Humidity is the cause of several problems within the home, such as dampness and molding. It would help reduce your relative humidity by ensuring that your home is adequately ventilated.
Use a bathroom extractor fan to get rid of excess moisture when using a shower or bath. Open windows around your home if you live in a damper climate that increases the humidity in your home.
If you don’t live in a colder climate, ensure that there are no leaks, such as roof leaks, that could be contributing to higher humidity in your home. Doing this can also help prevent mold and mildew build-up that can contribute to or exacerbate several respiratory illnesses like asthma.
Reducing the humidity in your home also means taking care of any water damage that could be contributing to condensation in your home.
Don’t smoke inside
Cigarette smoke contains several harmful chemicals that can build up your walls and cause ghosting and yellowed stains. Try to smoke outside if you have to, or ensure that you’re in a properly ventilated area where smoke can escape and not stick to the walls.
Leave big enough gaps between the walls and clothes dryers
As we’ve discussed, ventilation is crucial. Ensuring that condensation doesn’t build up on your walls is essential to reducing the chances of ghosting on your indoor wall or ceiling.
Provide enough space between your clothes dryer and walls when drying inside. This helps to increase ventilation and stops condensation from gathering on the wall and attracting dirt particles.
Here are some other ways to reduce ghosting on walls:
- Remove dirty welcome mats by your front door or on your porch.
- Open your windows and doors frequently.
- Ensure there’s enough ventilation by gas furnaces, friers, and stovetops.
- Frequently measure your indoor humidity.
- Have home inspections of your wall cavity and ventilation systems, and heating systems.
- Limit pet dander if you can.
- Clean your air filtration system of dust particles and dirt.
- Check the water levels in your sump pump to see if this is causing the excess moisture.

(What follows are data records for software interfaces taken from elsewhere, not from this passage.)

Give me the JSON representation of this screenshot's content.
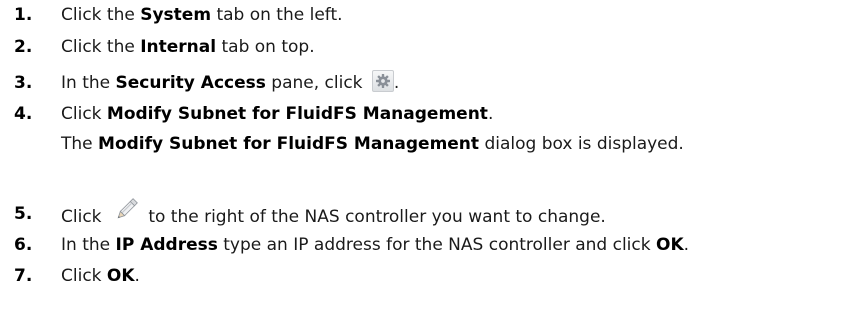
{
  "steps": [
    {
      "number": "1.",
      "before": "Click the ",
      "bold": "System",
      "after": " tab on the left."
    },
    {
      "number": "2.",
      "before": "Click the ",
      "bold": "Internal",
      "after": " tab on top."
    },
    {
      "number": "3.",
      "before": "In the ",
      "bold": "Security Access",
      "middle": " pane, click ",
      "icon": "settings-gear-icon",
      "after": "."
    },
    {
      "number": "4.",
      "before": "Click ",
      "bold": "Modify Subnet for FluidFS Management",
      "after": ".",
      "note_before": "The ",
      "note_bold": "Modify Subnet for FluidFS Management",
      "note_after": " dialog box is displayed."
    },
    {
      "number": "5.",
      "before": "Click ",
      "icon": "pencil-edit-icon",
      "after": " to the right of the NAS controller you want to change."
    },
    {
      "number": "6.",
      "before": "In the ",
      "bold": "IP Address",
      "middle": " type an IP address for the NAS controller and click ",
      "bold2": "OK",
      "after": "."
    },
    {
      "number": "7.",
      "before": "Click ",
      "bold": "OK",
      "after": "."
    }
  ]
}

To find out more about how you can improve your home, check out Porch’s advice section for tips and tricks on home remodeling and interior design.